• _Exercise inputs_
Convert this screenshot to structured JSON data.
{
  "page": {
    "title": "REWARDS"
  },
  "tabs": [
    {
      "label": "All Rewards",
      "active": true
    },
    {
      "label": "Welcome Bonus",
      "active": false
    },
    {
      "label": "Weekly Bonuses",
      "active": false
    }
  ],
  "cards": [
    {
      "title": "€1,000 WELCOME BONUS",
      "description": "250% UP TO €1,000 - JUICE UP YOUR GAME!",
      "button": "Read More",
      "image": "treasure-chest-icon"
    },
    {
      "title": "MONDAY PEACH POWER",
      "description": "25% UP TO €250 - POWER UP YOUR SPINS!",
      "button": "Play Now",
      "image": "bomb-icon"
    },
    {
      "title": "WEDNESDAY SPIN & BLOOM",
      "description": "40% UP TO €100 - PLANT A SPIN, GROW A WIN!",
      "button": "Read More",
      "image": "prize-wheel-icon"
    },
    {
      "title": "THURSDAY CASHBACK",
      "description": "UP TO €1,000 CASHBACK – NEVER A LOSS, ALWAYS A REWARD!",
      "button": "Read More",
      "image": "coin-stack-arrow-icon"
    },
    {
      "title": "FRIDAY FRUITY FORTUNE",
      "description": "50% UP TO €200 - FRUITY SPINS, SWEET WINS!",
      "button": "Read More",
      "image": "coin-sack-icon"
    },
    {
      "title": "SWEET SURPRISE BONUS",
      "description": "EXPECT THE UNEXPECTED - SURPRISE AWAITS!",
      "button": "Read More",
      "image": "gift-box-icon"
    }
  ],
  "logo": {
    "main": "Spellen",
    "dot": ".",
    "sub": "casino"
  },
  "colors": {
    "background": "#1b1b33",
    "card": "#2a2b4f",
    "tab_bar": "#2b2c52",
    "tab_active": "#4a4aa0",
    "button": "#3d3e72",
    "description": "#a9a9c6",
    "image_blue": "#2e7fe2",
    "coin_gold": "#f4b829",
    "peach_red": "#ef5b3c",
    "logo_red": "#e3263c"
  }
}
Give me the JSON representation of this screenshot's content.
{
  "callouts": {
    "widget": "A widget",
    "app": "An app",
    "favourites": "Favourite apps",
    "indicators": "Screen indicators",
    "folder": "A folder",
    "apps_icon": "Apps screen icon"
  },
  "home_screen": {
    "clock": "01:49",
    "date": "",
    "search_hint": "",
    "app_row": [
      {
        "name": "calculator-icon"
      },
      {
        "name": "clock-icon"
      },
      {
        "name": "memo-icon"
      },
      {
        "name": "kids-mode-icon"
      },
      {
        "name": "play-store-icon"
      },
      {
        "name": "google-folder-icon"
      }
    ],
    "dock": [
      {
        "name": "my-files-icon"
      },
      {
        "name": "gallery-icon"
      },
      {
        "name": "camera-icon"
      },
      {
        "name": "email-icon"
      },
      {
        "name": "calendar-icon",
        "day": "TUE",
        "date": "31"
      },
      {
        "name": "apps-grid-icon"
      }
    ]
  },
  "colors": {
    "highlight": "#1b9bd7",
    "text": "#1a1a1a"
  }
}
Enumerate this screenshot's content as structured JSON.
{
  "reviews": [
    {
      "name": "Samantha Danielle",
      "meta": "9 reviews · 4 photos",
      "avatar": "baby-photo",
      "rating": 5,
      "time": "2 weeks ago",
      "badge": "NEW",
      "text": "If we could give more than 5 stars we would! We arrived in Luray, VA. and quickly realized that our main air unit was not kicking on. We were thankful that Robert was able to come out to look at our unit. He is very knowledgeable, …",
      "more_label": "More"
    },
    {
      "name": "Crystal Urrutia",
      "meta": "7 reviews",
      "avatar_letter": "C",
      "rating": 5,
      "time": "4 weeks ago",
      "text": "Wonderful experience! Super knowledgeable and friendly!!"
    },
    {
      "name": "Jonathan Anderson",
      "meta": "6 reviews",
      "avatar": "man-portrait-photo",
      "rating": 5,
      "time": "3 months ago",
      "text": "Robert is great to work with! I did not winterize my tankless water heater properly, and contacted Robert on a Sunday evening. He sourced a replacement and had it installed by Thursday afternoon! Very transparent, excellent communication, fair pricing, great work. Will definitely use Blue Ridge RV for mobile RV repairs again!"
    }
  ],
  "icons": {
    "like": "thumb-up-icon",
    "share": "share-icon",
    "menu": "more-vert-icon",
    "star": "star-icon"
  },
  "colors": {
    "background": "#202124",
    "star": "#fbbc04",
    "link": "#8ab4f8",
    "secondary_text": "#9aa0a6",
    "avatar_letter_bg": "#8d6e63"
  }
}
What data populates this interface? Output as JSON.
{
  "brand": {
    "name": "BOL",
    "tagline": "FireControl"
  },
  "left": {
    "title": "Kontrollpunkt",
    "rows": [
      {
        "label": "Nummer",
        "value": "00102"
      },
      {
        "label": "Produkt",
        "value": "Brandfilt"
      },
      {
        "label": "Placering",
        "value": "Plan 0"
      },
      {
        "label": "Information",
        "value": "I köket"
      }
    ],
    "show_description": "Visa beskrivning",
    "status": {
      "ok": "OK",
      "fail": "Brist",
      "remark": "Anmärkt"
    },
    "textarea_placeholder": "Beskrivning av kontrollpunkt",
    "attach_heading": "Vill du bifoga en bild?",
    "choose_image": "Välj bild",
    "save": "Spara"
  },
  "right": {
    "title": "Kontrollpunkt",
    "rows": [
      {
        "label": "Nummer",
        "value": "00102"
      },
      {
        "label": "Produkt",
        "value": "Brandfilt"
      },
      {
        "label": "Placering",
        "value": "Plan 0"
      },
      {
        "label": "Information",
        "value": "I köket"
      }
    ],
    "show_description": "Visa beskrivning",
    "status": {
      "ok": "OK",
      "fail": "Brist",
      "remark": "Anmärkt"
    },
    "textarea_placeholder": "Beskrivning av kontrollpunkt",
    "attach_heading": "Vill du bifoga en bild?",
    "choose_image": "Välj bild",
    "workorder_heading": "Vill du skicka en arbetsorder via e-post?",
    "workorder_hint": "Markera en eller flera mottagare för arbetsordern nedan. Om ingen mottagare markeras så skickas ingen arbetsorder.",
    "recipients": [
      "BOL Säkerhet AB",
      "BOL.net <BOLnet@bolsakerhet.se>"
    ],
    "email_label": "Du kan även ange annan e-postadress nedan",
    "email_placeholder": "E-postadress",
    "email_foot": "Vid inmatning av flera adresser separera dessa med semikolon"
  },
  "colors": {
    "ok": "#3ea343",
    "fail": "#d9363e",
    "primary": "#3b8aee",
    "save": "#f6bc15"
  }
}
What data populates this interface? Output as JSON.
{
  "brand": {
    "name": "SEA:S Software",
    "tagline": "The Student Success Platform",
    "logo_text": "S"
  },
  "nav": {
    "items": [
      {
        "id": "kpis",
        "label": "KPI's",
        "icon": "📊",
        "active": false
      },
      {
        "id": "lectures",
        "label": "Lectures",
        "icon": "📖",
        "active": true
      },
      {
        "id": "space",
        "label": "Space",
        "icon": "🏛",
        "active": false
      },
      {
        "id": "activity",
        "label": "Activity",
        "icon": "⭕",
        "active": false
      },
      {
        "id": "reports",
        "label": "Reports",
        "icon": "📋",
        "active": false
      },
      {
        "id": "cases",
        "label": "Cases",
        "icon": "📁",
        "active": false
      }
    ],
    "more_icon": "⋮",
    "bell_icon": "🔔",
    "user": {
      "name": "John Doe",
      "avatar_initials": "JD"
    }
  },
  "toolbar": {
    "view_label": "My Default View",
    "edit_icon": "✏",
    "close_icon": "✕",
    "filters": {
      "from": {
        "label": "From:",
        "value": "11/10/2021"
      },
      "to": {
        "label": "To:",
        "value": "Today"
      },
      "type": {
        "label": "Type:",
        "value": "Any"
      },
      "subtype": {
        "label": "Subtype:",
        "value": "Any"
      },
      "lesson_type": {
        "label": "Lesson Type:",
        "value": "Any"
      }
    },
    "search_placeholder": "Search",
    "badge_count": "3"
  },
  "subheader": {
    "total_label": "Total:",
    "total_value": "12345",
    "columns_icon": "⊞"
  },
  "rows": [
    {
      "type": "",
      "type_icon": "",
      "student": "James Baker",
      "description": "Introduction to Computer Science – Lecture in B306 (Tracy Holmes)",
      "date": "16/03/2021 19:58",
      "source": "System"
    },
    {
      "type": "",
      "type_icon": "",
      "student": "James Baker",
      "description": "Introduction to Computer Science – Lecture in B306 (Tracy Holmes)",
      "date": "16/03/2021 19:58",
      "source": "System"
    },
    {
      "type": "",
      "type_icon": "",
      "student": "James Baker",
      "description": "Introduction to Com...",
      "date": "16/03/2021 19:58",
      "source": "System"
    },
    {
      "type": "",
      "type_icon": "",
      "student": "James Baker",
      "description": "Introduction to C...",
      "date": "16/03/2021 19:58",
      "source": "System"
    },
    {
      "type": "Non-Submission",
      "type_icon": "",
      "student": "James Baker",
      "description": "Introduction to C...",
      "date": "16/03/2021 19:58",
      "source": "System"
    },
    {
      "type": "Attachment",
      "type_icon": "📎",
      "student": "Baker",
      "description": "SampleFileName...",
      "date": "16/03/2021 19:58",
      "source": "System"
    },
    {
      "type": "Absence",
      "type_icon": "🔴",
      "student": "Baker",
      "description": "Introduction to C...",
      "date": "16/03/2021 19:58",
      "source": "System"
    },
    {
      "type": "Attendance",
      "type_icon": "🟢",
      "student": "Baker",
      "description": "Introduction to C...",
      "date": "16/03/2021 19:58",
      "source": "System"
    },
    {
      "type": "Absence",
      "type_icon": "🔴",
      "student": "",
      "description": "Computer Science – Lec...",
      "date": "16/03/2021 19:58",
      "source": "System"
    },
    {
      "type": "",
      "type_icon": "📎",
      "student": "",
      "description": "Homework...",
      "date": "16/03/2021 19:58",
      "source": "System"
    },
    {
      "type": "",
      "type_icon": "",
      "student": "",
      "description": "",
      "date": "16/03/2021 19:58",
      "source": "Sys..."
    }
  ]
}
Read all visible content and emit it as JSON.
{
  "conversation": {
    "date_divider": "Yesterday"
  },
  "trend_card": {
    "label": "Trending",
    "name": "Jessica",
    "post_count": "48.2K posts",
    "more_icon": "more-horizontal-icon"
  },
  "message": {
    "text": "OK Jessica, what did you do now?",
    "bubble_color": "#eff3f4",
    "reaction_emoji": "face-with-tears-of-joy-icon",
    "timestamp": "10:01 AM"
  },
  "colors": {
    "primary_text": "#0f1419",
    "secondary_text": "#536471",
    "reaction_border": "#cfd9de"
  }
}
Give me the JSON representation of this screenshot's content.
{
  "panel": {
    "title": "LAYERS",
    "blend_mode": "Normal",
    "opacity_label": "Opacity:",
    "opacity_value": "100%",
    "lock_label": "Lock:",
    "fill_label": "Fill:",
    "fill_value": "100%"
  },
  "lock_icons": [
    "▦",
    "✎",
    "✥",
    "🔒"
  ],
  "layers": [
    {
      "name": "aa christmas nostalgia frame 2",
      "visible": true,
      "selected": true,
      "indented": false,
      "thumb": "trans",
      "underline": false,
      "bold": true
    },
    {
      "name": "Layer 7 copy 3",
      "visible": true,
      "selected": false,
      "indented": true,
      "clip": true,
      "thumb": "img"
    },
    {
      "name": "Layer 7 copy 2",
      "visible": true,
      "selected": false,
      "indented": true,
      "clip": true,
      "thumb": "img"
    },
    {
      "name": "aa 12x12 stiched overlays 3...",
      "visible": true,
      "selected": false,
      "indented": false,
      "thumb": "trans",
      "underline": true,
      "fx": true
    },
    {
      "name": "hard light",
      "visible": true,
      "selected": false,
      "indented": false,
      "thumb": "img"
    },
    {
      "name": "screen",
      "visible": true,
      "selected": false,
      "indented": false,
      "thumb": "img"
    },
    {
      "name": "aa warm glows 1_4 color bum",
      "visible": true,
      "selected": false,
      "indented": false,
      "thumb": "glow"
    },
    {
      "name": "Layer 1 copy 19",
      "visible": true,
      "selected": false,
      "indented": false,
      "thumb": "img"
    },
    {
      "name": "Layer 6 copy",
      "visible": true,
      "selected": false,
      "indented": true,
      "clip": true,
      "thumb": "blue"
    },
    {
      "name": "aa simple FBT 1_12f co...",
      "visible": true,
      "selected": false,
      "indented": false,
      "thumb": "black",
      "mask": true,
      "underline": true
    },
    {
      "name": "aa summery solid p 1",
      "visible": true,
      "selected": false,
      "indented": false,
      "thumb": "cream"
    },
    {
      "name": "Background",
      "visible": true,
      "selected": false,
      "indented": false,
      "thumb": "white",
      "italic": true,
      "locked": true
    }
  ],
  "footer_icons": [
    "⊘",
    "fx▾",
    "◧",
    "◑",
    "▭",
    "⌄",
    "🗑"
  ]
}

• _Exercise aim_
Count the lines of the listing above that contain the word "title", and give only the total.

• _Output below_
10